● Task statement
Where a line of the records holds the string "title", copy that line.

=====

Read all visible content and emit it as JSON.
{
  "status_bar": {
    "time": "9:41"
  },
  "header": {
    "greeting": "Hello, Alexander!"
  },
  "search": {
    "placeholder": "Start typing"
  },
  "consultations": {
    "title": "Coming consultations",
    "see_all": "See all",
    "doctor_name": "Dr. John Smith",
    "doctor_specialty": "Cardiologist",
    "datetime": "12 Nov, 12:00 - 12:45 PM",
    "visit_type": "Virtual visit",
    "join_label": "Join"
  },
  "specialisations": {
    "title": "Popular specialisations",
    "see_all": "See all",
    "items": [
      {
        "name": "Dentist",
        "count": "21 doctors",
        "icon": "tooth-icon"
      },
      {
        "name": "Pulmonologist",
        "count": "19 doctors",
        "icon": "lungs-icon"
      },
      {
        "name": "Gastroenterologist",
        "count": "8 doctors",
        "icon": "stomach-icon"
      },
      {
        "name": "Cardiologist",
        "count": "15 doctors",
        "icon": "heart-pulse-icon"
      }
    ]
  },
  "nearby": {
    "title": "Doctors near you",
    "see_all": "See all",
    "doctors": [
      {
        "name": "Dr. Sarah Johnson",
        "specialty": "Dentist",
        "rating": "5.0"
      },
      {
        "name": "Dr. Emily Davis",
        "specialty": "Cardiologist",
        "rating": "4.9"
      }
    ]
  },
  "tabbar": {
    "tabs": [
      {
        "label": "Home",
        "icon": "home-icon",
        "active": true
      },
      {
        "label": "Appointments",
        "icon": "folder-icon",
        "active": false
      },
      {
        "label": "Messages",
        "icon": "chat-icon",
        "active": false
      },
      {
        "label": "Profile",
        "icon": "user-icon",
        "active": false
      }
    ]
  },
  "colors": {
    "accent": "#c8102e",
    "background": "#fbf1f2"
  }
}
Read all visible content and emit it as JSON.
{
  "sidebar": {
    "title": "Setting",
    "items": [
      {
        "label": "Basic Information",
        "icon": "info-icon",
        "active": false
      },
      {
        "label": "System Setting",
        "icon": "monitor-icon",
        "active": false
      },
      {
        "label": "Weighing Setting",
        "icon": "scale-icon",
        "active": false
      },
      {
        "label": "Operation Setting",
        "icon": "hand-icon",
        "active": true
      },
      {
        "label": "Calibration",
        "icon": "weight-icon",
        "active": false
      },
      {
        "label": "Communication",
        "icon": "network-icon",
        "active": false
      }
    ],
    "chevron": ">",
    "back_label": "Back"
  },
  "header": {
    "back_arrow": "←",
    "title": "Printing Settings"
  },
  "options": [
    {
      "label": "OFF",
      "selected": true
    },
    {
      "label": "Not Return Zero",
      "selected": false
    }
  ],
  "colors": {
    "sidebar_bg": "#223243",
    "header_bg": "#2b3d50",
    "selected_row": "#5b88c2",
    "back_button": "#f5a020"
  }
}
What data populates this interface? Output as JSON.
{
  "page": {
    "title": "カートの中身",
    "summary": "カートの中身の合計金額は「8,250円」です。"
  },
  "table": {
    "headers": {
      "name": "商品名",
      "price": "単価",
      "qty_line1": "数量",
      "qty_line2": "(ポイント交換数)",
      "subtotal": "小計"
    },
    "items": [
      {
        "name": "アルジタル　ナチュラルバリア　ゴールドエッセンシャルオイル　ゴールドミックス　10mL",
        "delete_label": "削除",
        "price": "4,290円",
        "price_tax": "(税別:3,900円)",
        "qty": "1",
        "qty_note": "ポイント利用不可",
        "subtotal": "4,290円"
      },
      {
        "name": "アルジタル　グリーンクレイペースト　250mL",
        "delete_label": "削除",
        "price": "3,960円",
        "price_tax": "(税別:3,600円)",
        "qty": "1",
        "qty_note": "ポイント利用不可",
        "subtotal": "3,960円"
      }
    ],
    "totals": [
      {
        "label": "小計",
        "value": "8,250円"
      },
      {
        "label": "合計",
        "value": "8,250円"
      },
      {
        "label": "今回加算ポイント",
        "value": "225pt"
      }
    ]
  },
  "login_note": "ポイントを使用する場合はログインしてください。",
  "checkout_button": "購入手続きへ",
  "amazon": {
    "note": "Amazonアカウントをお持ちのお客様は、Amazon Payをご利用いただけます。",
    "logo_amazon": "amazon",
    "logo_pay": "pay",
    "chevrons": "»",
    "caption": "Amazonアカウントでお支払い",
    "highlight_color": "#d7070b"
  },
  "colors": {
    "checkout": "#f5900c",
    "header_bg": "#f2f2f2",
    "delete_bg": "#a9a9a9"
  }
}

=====

● Expected output
    "title": "Coming consultations",
    "title": "Popular specialisations",
    "title": "Doctors near you",
    "title": "Setting",
    "title": "Printing Settings"
    "title": "カートの中身",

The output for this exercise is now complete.